WASHINGTON, Dec 7 (Xinhua): Global chief financial officers (CFOs) have upgraded China’s economic outlook to “Modestly Improving” in the last quarter of the year from “Stable” in the third quarter, showed a recent survey by the CNBC Global CFO Council.
The council, which gathers around 150 CFOs of some of the largest public and private companies in the world, said those CFOs responding to this quarter’s survey feel more optimistic about the Chinese economy as the country is embracing a steady economic recovery from the COVID-19 pandemic.

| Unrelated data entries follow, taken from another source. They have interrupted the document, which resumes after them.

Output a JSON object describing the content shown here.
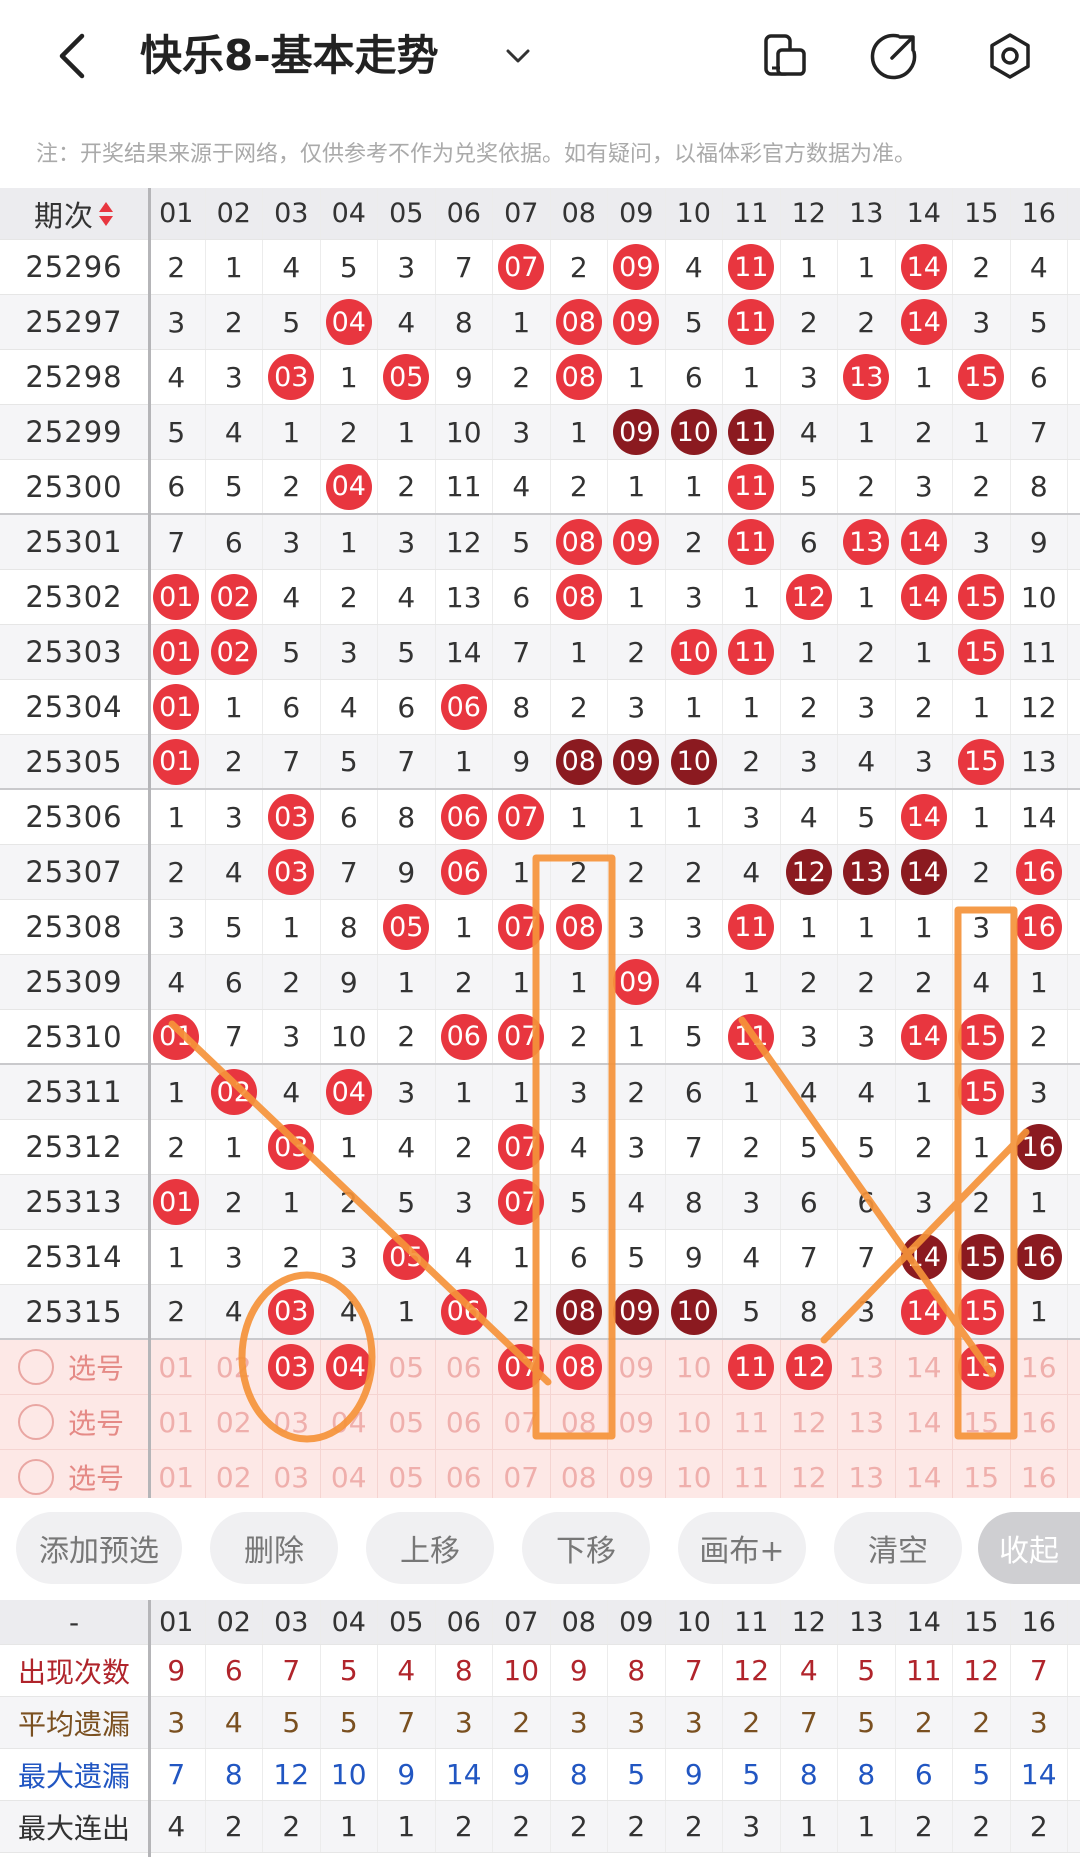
{
  "header": {
    "title": "快乐8-基本走势"
  },
  "notice": "注：开奖结果来源于网络，仅供参考不作为兑奖依据。如有疑问，以福体彩官方数据为准。",
  "table_header": {
    "period_label": "期次",
    "columns": [
      "01",
      "02",
      "03",
      "04",
      "05",
      "06",
      "07",
      "08",
      "09",
      "10",
      "11",
      "12",
      "13",
      "14",
      "15",
      "16"
    ]
  },
  "rows": [
    {
      "period": "25296",
      "cells": [
        "2",
        "1",
        "4",
        "5",
        "3",
        "7",
        "07",
        "2",
        "09",
        "4",
        "11",
        "1",
        "1",
        "14",
        "2",
        "4"
      ],
      "styles": [
        "",
        "",
        "",
        "",
        "",
        "",
        "r",
        "",
        "r",
        "",
        "r",
        "",
        "",
        "r",
        "",
        ""
      ]
    },
    {
      "period": "25297",
      "cells": [
        "3",
        "2",
        "5",
        "04",
        "4",
        "8",
        "1",
        "08",
        "09",
        "5",
        "11",
        "2",
        "2",
        "14",
        "3",
        "5"
      ],
      "styles": [
        "",
        "",
        "",
        "r",
        "",
        "",
        "",
        "r",
        "r",
        "",
        "r",
        "",
        "",
        "r",
        "",
        ""
      ]
    },
    {
      "period": "25298",
      "cells": [
        "4",
        "3",
        "03",
        "1",
        "05",
        "9",
        "2",
        "08",
        "1",
        "6",
        "1",
        "3",
        "13",
        "1",
        "15",
        "6"
      ],
      "styles": [
        "",
        "",
        "r",
        "",
        "r",
        "",
        "",
        "r",
        "",
        "",
        "",
        "",
        "r",
        "",
        "r",
        ""
      ]
    },
    {
      "period": "25299",
      "cells": [
        "5",
        "4",
        "1",
        "2",
        "1",
        "10",
        "3",
        "1",
        "09",
        "10",
        "11",
        "4",
        "1",
        "2",
        "1",
        "7"
      ],
      "styles": [
        "",
        "",
        "",
        "",
        "",
        "",
        "",
        "",
        "d",
        "d",
        "d",
        "",
        "",
        "",
        "",
        ""
      ]
    },
    {
      "period": "25300",
      "cells": [
        "6",
        "5",
        "2",
        "04",
        "2",
        "11",
        "4",
        "2",
        "1",
        "1",
        "11",
        "5",
        "2",
        "3",
        "2",
        "8"
      ],
      "styles": [
        "",
        "",
        "",
        "r",
        "",
        "",
        "",
        "",
        "",
        "",
        "r",
        "",
        "",
        "",
        "",
        ""
      ]
    },
    {
      "period": "25301",
      "cells": [
        "7",
        "6",
        "3",
        "1",
        "3",
        "12",
        "5",
        "08",
        "09",
        "2",
        "11",
        "6",
        "13",
        "14",
        "3",
        "9"
      ],
      "styles": [
        "",
        "",
        "",
        "",
        "",
        "",
        "",
        "r",
        "r",
        "",
        "r",
        "",
        "r",
        "r",
        "",
        ""
      ]
    },
    {
      "period": "25302",
      "cells": [
        "01",
        "02",
        "4",
        "2",
        "4",
        "13",
        "6",
        "08",
        "1",
        "3",
        "1",
        "12",
        "1",
        "14",
        "15",
        "10"
      ],
      "styles": [
        "r",
        "r",
        "",
        "",
        "",
        "",
        "",
        "r",
        "",
        "",
        "",
        "r",
        "",
        "r",
        "r",
        ""
      ]
    },
    {
      "period": "25303",
      "cells": [
        "01",
        "02",
        "5",
        "3",
        "5",
        "14",
        "7",
        "1",
        "2",
        "10",
        "11",
        "1",
        "2",
        "1",
        "15",
        "11"
      ],
      "styles": [
        "r",
        "r",
        "",
        "",
        "",
        "",
        "",
        "",
        "",
        "r",
        "r",
        "",
        "",
        "",
        "r",
        ""
      ]
    },
    {
      "period": "25304",
      "cells": [
        "01",
        "1",
        "6",
        "4",
        "6",
        "06",
        "8",
        "2",
        "3",
        "1",
        "1",
        "2",
        "3",
        "2",
        "1",
        "12"
      ],
      "styles": [
        "r",
        "",
        "",
        "",
        "",
        "r",
        "",
        "",
        "",
        "",
        "",
        "",
        "",
        "",
        "",
        ""
      ]
    },
    {
      "period": "25305",
      "cells": [
        "01",
        "2",
        "7",
        "5",
        "7",
        "1",
        "9",
        "08",
        "09",
        "10",
        "2",
        "3",
        "4",
        "3",
        "15",
        "13"
      ],
      "styles": [
        "r",
        "",
        "",
        "",
        "",
        "",
        "",
        "d",
        "d",
        "d",
        "",
        "",
        "",
        "",
        "r",
        ""
      ]
    },
    {
      "period": "25306",
      "cells": [
        "1",
        "3",
        "03",
        "6",
        "8",
        "06",
        "07",
        "1",
        "1",
        "1",
        "3",
        "4",
        "5",
        "14",
        "1",
        "14"
      ],
      "styles": [
        "",
        "",
        "r",
        "",
        "",
        "r",
        "r",
        "",
        "",
        "",
        "",
        "",
        "",
        "r",
        "",
        ""
      ]
    },
    {
      "period": "25307",
      "cells": [
        "2",
        "4",
        "03",
        "7",
        "9",
        "06",
        "1",
        "2",
        "2",
        "2",
        "4",
        "12",
        "13",
        "14",
        "2",
        "16"
      ],
      "styles": [
        "",
        "",
        "r",
        "",
        "",
        "r",
        "",
        "",
        "",
        "",
        "",
        "d",
        "d",
        "d",
        "",
        "r"
      ]
    },
    {
      "period": "25308",
      "cells": [
        "3",
        "5",
        "1",
        "8",
        "05",
        "1",
        "07",
        "08",
        "3",
        "3",
        "11",
        "1",
        "1",
        "1",
        "3",
        "16"
      ],
      "styles": [
        "",
        "",
        "",
        "",
        "r",
        "",
        "r",
        "r",
        "",
        "",
        "r",
        "",
        "",
        "",
        "",
        "r"
      ]
    },
    {
      "period": "25309",
      "cells": [
        "4",
        "6",
        "2",
        "9",
        "1",
        "2",
        "1",
        "1",
        "09",
        "4",
        "1",
        "2",
        "2",
        "2",
        "4",
        "1"
      ],
      "styles": [
        "",
        "",
        "",
        "",
        "",
        "",
        "",
        "",
        "r",
        "",
        "",
        "",
        "",
        "",
        "",
        ""
      ]
    },
    {
      "period": "25310",
      "cells": [
        "01",
        "7",
        "3",
        "10",
        "2",
        "06",
        "07",
        "2",
        "1",
        "5",
        "11",
        "3",
        "3",
        "14",
        "15",
        "2"
      ],
      "styles": [
        "r",
        "",
        "",
        "",
        "",
        "r",
        "r",
        "",
        "",
        "",
        "r",
        "",
        "",
        "r",
        "r",
        ""
      ]
    },
    {
      "period": "25311",
      "cells": [
        "1",
        "02",
        "4",
        "04",
        "3",
        "1",
        "1",
        "3",
        "2",
        "6",
        "1",
        "4",
        "4",
        "1",
        "15",
        "3"
      ],
      "styles": [
        "",
        "r",
        "",
        "r",
        "",
        "",
        "",
        "",
        "",
        "",
        "",
        "",
        "",
        "",
        "r",
        ""
      ]
    },
    {
      "period": "25312",
      "cells": [
        "2",
        "1",
        "03",
        "1",
        "4",
        "2",
        "07",
        "4",
        "3",
        "7",
        "2",
        "5",
        "5",
        "2",
        "1",
        "16"
      ],
      "styles": [
        "",
        "",
        "r",
        "",
        "",
        "",
        "r",
        "",
        "",
        "",
        "",
        "",
        "",
        "",
        "",
        "d"
      ]
    },
    {
      "period": "25313",
      "cells": [
        "01",
        "2",
        "1",
        "2",
        "5",
        "3",
        "07",
        "5",
        "4",
        "8",
        "3",
        "6",
        "6",
        "3",
        "2",
        "1"
      ],
      "styles": [
        "r",
        "",
        "",
        "",
        "",
        "",
        "r",
        "",
        "",
        "",
        "",
        "",
        "",
        "",
        "",
        ""
      ]
    },
    {
      "period": "25314",
      "cells": [
        "1",
        "3",
        "2",
        "3",
        "05",
        "4",
        "1",
        "6",
        "5",
        "9",
        "4",
        "7",
        "7",
        "14",
        "15",
        "16"
      ],
      "styles": [
        "",
        "",
        "",
        "",
        "r",
        "",
        "",
        "",
        "",
        "",
        "",
        "",
        "",
        "d",
        "d",
        "d"
      ]
    },
    {
      "period": "25315",
      "cells": [
        "2",
        "4",
        "03",
        "4",
        "1",
        "06",
        "2",
        "08",
        "09",
        "10",
        "5",
        "8",
        "3",
        "14",
        "15",
        "1"
      ],
      "styles": [
        "",
        "",
        "r",
        "",
        "",
        "r",
        "",
        "d",
        "d",
        "d",
        "",
        "",
        "",
        "r",
        "r",
        ""
      ]
    }
  ],
  "selection_rows": [
    {
      "label": "选号",
      "selected": [
        "03",
        "04",
        "07",
        "08",
        "11",
        "12",
        "15"
      ]
    },
    {
      "label": "选号",
      "selected": []
    },
    {
      "label": "选号",
      "selected": []
    }
  ],
  "toolbar": {
    "add_preselect": "添加预选",
    "delete": "删除",
    "move_up": "上移",
    "move_down": "下移",
    "canvas": "画布+",
    "clear": "清空",
    "collapse": "收起"
  },
  "stats": {
    "header_label": "-",
    "rows": [
      {
        "label": "出现次数",
        "color": "#b0242b",
        "values": [
          "9",
          "6",
          "7",
          "5",
          "4",
          "8",
          "10",
          "9",
          "8",
          "7",
          "12",
          "4",
          "5",
          "11",
          "12",
          "7"
        ]
      },
      {
        "label": "平均遗漏",
        "color": "#7a5020",
        "values": [
          "3",
          "4",
          "5",
          "5",
          "7",
          "3",
          "2",
          "3",
          "3",
          "3",
          "2",
          "7",
          "5",
          "2",
          "2",
          "3"
        ]
      },
      {
        "label": "最大遗漏",
        "color": "#2156c2",
        "values": [
          "7",
          "8",
          "12",
          "10",
          "9",
          "14",
          "9",
          "8",
          "5",
          "9",
          "5",
          "8",
          "8",
          "6",
          "5",
          "14"
        ]
      },
      {
        "label": "最大连出",
        "color": "#333333",
        "values": [
          "4",
          "2",
          "2",
          "1",
          "1",
          "2",
          "2",
          "2",
          "2",
          "2",
          "3",
          "1",
          "1",
          "2",
          "2",
          "2"
        ]
      }
    ]
  },
  "colors": {
    "ball_red": "#e8363f",
    "ball_dark": "#8b1a20",
    "annotation_orange": "#f5933a"
  }
}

Meanwhile, the CFOs have also improved the economic outlook for the United States, Canada and Britain from “Modestly Declining” to “Stable,” showed the survey released Wednesday.
In the current quarter, Japan, the rest of Asia and the Eurozone maintained their rating of “Stable,” whereas Africa, the Middle East, Latin America and Russia maintained their rating of “Modestly Declining,” the survey said.
Around 65 percent of the CFOs surveyed regard the pandemic as the biggest external challenge for their companies, while some 86 percent believe that the hope of a widely available COVID-19 vaccine by next year and the current surge in confirmed cases have the greatest impact on their companies’ plans for 2021, it added.
Another report from Beijing adds; China’s housing market showed signs of cooling down in November, data from a recent report showed.
An index indicating the search for housing nationwide dropped 3 percent in November from one month earlier, according to a report jointly released by online marketplace 58.com and housing information platform anjuke.com.
Specifically, the index for first-tier cities declined 2.4 percent from October, while that for second-tier cities decreased 2.9 percent, the report said.
Third- and fourth-tier cities saw a 3.3-percent decline.
The housing prices in 67 major cities averaged 16,420 yuan (2,506 U.S. dollars) per square meter last month, according to the report’s online monitoring results.
China’s bike exports hit 1.1 billion U.S. dollars during the third quarter, the highest quarterly tally in 25 years, buoyed by booming overseas demand.
From January to September, China’s output of bikes and electric bikes both posted double-digit growth, data from the General Administration of Customs showed.
Some domestic bicycle factories have operated at full capacity since June, but still failed to fill orders.
“Our sales surged 50 percent year on year during the June-October period,” said Yu Yuefeng, manager of a Shanghai-based bike company.
Cycling has become more popular worldwide amid the COVID-19 pandemic, as many people looked for an alternative to crowded buses and subways and residents unable to go to their gyms tried to find another way to exercise.
The pandemic is also driving a boom in electric scooters, which were previously a niche part of the overall market.
“From May to November, our orders more than doubled from a year ago,” said Xu Yue, manager of an e-scooter factory in east China’s Zhejiang Province.
China’s lottery sales reached 30.72 billion yuan (about 4.67 billion U.S. dollars) in October, up 11.5 percent from the same period last year, data from the Ministry of Finance showed.
Sales of welfare lottery tickets dropped 3.2 percent year on year to 12.28 billion yuan in October, while sports lottery sales gained 24 percent to 18.44 billion yuan.
From January to October, lottery sales amounted to 261.4 billion yuan, down 23.9 percent year on year.
Under China’s lottery management rules, money from ticket sales goes to administrative expenses, public welfare projects, and prize winnings.